In 1998, the US Postal Service began using the British built Hoverwork AP.1-88 to haul mail, freight, and passengers from Bethel, Alaska to and from eight small villages along the Kuskokwim River. Bethel is far removed from the Alaska road system, thus making the hovercraft an attractive alternative to the air based delivery methods used prior to introduction of the hovercraft service. Hovercraft service is suspended for several weeks each year while the river is beginning to freeze to minimize damage to the river ice surface. The hovercraft is perfectly able to operate during the freeze-up period; however, this could potentially break the ice and create hazards for villagers using their snowmobiles along the river during the early winter.
The commercial success of hovercraft suffered from rapid rises in fuel prices during the late 1960s and 1970s following conflict in the Middle East. Alternative over-water vehicles such as wave-piercing catamarans (marketed as the SeaCat in Britain) use less fuel and can perform most of the hovercraft's marine tasks. Although developed elsewhere in the world for both civil and military purposes, except for the Solent Ryde to Southsea crossing, hovercraft disappeared from the coastline of Britain until a range of Griffon Hovercraft were bought by the Royal National Lifeboat Institution.
In Finland small hovercraft are widely used in maritime rescue and during the rasputitsa ("mud season") as archipelago liaison vehicles.
The scandinavian airline SAS used to charter an AP. 1-88 Hovercraft for regular passengers between Copenhagen Airport, Denmark and the SAS Hovercraft Terminal in Malmo, Sweden.
A real benefit of air cushion vehicles in moving heavy loads over difficult terrain, such as swamps, was overlooked by the excitement of the Government funding to develop high-speed hovercraft. It was not until the early 1970s that the technology was used for moving a modular marine barge with a dragline on board for use over soft reclaimed land.
In the 1970s UK company Mackace (Mackley Air Cushion Equipment) produced a number of successful Hoverbarges, such as the 250 ton payload "Sea Pearl" which operated in Abu Dhabi and the twin 160 ton payload "Yukon Princesses" which ferried trucks across the Yukon river to aid the pipeline build. Hoverbarges are still in operation today. In 2006, Hovertrans (formed by the original managers of Mackace) launched a 330 ton payload drilling barge in the swamps of Suriname.
The Hoverbarge technology is somewhat different to high-speed hovercraft, which has traditionally been constructed using aircraft technology.

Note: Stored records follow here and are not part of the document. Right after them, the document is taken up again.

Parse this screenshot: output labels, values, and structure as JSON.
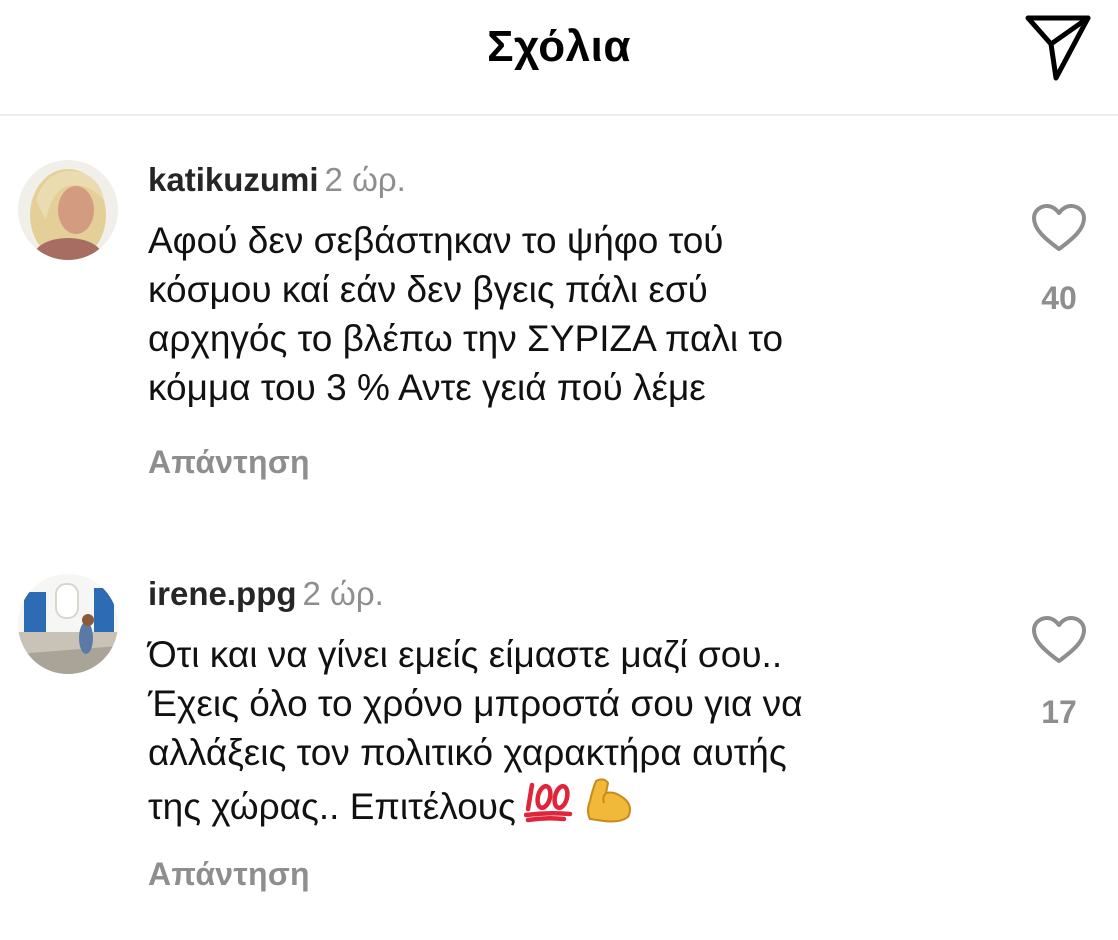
{
  "header": {
    "title": "Σχόλια",
    "share_icon": "paper-plane-icon"
  },
  "comments": [
    {
      "username": "katikuzumi",
      "time": "2 ώρ.",
      "lines": [
        "Αφού δεν σεβάστηκαν το ψήφο τού",
        "κόσμου καί εάν δεν βγεις πάλι εσύ",
        "αρχηγός το βλέπω την ΣΥΡΙΖΑ παλι το",
        "κόμμα του 3 % Αντε γειά πού λέμε"
      ],
      "reply_label": "Απάντηση",
      "like_count": "40",
      "like_icon": "heart-outline-icon",
      "avatar_colors": [
        "#b7a98f",
        "#e8d6a8",
        "#c98a73"
      ]
    },
    {
      "username": "irene.ppg",
      "time": "2 ώρ.",
      "lines": [
        "Ότι και να γίνει εμείς είμαστε μαζί σου..",
        "Έχεις όλο το χρόνο μπροστά σου για να",
        "αλλάξεις τον πολιτικό χαρακτήρα αυτής",
        "της χώρας.. Επιτέλους"
      ],
      "emojis": [
        "hundred-points-emoji",
        "flexed-biceps-emoji"
      ],
      "reply_label": "Απάντηση",
      "like_count": "17",
      "like_icon": "heart-outline-icon",
      "avatar_colors": [
        "#e9eef5",
        "#2f6fb6",
        "#cbbf9c"
      ]
    }
  ]
}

The initial concept of the air cushion barge has always been to provide a low-tech amphibious solution for accessing construction sites using typical equipment found in this area, such as diesel engines, ventilating fans, winches and marine equipment. The load to move a 200-ton payload ACV barge at 5 knots would only be 5 tons. The skirt and air distribution design on the high-speed craft again is more complex as they have to cope with the air cushion being washed out by a wave and wave impact. The slow speed and large mono chamber of the hover barge actually helps reduce the effect of wave action giving a very smooth ride.